In a front-page article in Sunday's business section, the New York Times takes a look at SAS and how it is increasingly facing competition from both proprietary and open-source alternatives. On the commercial side, more and more vendors are moving into the predictive analytics market eyeing SAS's enviable recurring subscription revenues:
The company also faces the classic challenge of being the innovative pioneer — enjoying rich profit margins but facing new competition from rivals seeking to gain market share with lower prices and substitute technology. [...]
The competitive thrust that really grabbed SAS’s attention came in late July, when I.B.M. announced that it planned to pay $1.2 billion for SPSS, a maker of predictive modeling software. I.B.M. has placed SPSS and Cognos into a new business analytics and optimization group. That business will be supported by 200 scientists, and the company has said it will retrain or hire 4,000 consultants and analysts to work in the group.
But competition is coming from the other direction, too: open-source. The article specifically mentions R, which competes with SAS to offer high-end statistical and predictive analyses. (Incidentally, the New York Times covered R in detail back in January.) Until recently, SAS dismissed R as a threat:
To be sure, the corporate cocoon in Cary can breed insularity. SAS, for example, was slow to recognize the brewing challenge from free, open-source alternatives to some of its products. A free programming language and set of software tools for statistical computing, called R, has become increasingly popular at universities and labs.
The company shifted course earlier this year and modified its software so programs written with R work seamlessly with SAS technology. “Shame on us for not engaging more with the open-source community,” says Keith Collins, senior vice president and chief technology officer. “But we’re committed to doing that now.”

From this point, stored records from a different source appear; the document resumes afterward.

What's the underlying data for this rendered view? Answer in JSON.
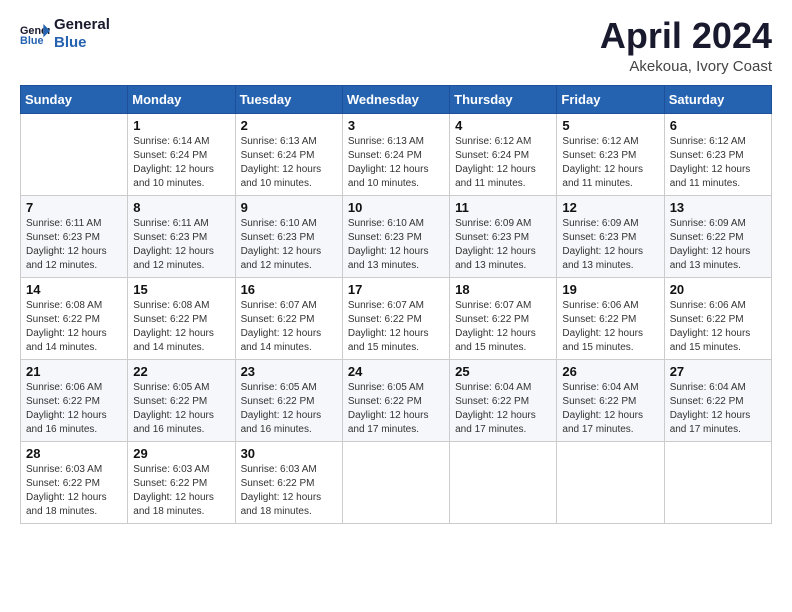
{
  "header": {
    "logo_line1": "General",
    "logo_line2": "Blue",
    "title": "April 2024",
    "subtitle": "Akekoua, Ivory Coast"
  },
  "calendar": {
    "days_of_week": [
      "Sunday",
      "Monday",
      "Tuesday",
      "Wednesday",
      "Thursday",
      "Friday",
      "Saturday"
    ],
    "weeks": [
      [
        {
          "day": "",
          "info": ""
        },
        {
          "day": "1",
          "info": "Sunrise: 6:14 AM\nSunset: 6:24 PM\nDaylight: 12 hours\nand 10 minutes."
        },
        {
          "day": "2",
          "info": "Sunrise: 6:13 AM\nSunset: 6:24 PM\nDaylight: 12 hours\nand 10 minutes."
        },
        {
          "day": "3",
          "info": "Sunrise: 6:13 AM\nSunset: 6:24 PM\nDaylight: 12 hours\nand 10 minutes."
        },
        {
          "day": "4",
          "info": "Sunrise: 6:12 AM\nSunset: 6:24 PM\nDaylight: 12 hours\nand 11 minutes."
        },
        {
          "day": "5",
          "info": "Sunrise: 6:12 AM\nSunset: 6:23 PM\nDaylight: 12 hours\nand 11 minutes."
        },
        {
          "day": "6",
          "info": "Sunrise: 6:12 AM\nSunset: 6:23 PM\nDaylight: 12 hours\nand 11 minutes."
        }
      ],
      [
        {
          "day": "7",
          "info": "Sunrise: 6:11 AM\nSunset: 6:23 PM\nDaylight: 12 hours\nand 12 minutes."
        },
        {
          "day": "8",
          "info": "Sunrise: 6:11 AM\nSunset: 6:23 PM\nDaylight: 12 hours\nand 12 minutes."
        },
        {
          "day": "9",
          "info": "Sunrise: 6:10 AM\nSunset: 6:23 PM\nDaylight: 12 hours\nand 12 minutes."
        },
        {
          "day": "10",
          "info": "Sunrise: 6:10 AM\nSunset: 6:23 PM\nDaylight: 12 hours\nand 13 minutes."
        },
        {
          "day": "11",
          "info": "Sunrise: 6:09 AM\nSunset: 6:23 PM\nDaylight: 12 hours\nand 13 minutes."
        },
        {
          "day": "12",
          "info": "Sunrise: 6:09 AM\nSunset: 6:23 PM\nDaylight: 12 hours\nand 13 minutes."
        },
        {
          "day": "13",
          "info": "Sunrise: 6:09 AM\nSunset: 6:22 PM\nDaylight: 12 hours\nand 13 minutes."
        }
      ],
      [
        {
          "day": "14",
          "info": "Sunrise: 6:08 AM\nSunset: 6:22 PM\nDaylight: 12 hours\nand 14 minutes."
        },
        {
          "day": "15",
          "info": "Sunrise: 6:08 AM\nSunset: 6:22 PM\nDaylight: 12 hours\nand 14 minutes."
        },
        {
          "day": "16",
          "info": "Sunrise: 6:07 AM\nSunset: 6:22 PM\nDaylight: 12 hours\nand 14 minutes."
        },
        {
          "day": "17",
          "info": "Sunrise: 6:07 AM\nSunset: 6:22 PM\nDaylight: 12 hours\nand 15 minutes."
        },
        {
          "day": "18",
          "info": "Sunrise: 6:07 AM\nSunset: 6:22 PM\nDaylight: 12 hours\nand 15 minutes."
        },
        {
          "day": "19",
          "info": "Sunrise: 6:06 AM\nSunset: 6:22 PM\nDaylight: 12 hours\nand 15 minutes."
        },
        {
          "day": "20",
          "info": "Sunrise: 6:06 AM\nSunset: 6:22 PM\nDaylight: 12 hours\nand 15 minutes."
        }
      ],
      [
        {
          "day": "21",
          "info": "Sunrise: 6:06 AM\nSunset: 6:22 PM\nDaylight: 12 hours\nand 16 minutes."
        },
        {
          "day": "22",
          "info": "Sunrise: 6:05 AM\nSunset: 6:22 PM\nDaylight: 12 hours\nand 16 minutes."
        },
        {
          "day": "23",
          "info": "Sunrise: 6:05 AM\nSunset: 6:22 PM\nDaylight: 12 hours\nand 16 minutes."
        },
        {
          "day": "24",
          "info": "Sunrise: 6:05 AM\nSunset: 6:22 PM\nDaylight: 12 hours\nand 17 minutes."
        },
        {
          "day": "25",
          "info": "Sunrise: 6:04 AM\nSunset: 6:22 PM\nDaylight: 12 hours\nand 17 minutes."
        },
        {
          "day": "26",
          "info": "Sunrise: 6:04 AM\nSunset: 6:22 PM\nDaylight: 12 hours\nand 17 minutes."
        },
        {
          "day": "27",
          "info": "Sunrise: 6:04 AM\nSunset: 6:22 PM\nDaylight: 12 hours\nand 17 minutes."
        }
      ],
      [
        {
          "day": "28",
          "info": "Sunrise: 6:03 AM\nSunset: 6:22 PM\nDaylight: 12 hours\nand 18 minutes."
        },
        {
          "day": "29",
          "info": "Sunrise: 6:03 AM\nSunset: 6:22 PM\nDaylight: 12 hours\nand 18 minutes."
        },
        {
          "day": "30",
          "info": "Sunrise: 6:03 AM\nSunset: 6:22 PM\nDaylight: 12 hours\nand 18 minutes."
        },
        {
          "day": "",
          "info": ""
        },
        {
          "day": "",
          "info": ""
        },
        {
          "day": "",
          "info": ""
        },
        {
          "day": "",
          "info": ""
        }
      ]
    ]
  }
}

In my experience at REvolution, that's true: I've definitely seen SAS take much more of an interest in R over the past year or so.
New York Times: At a Software Powerhouse, the Good Life Is Under Siege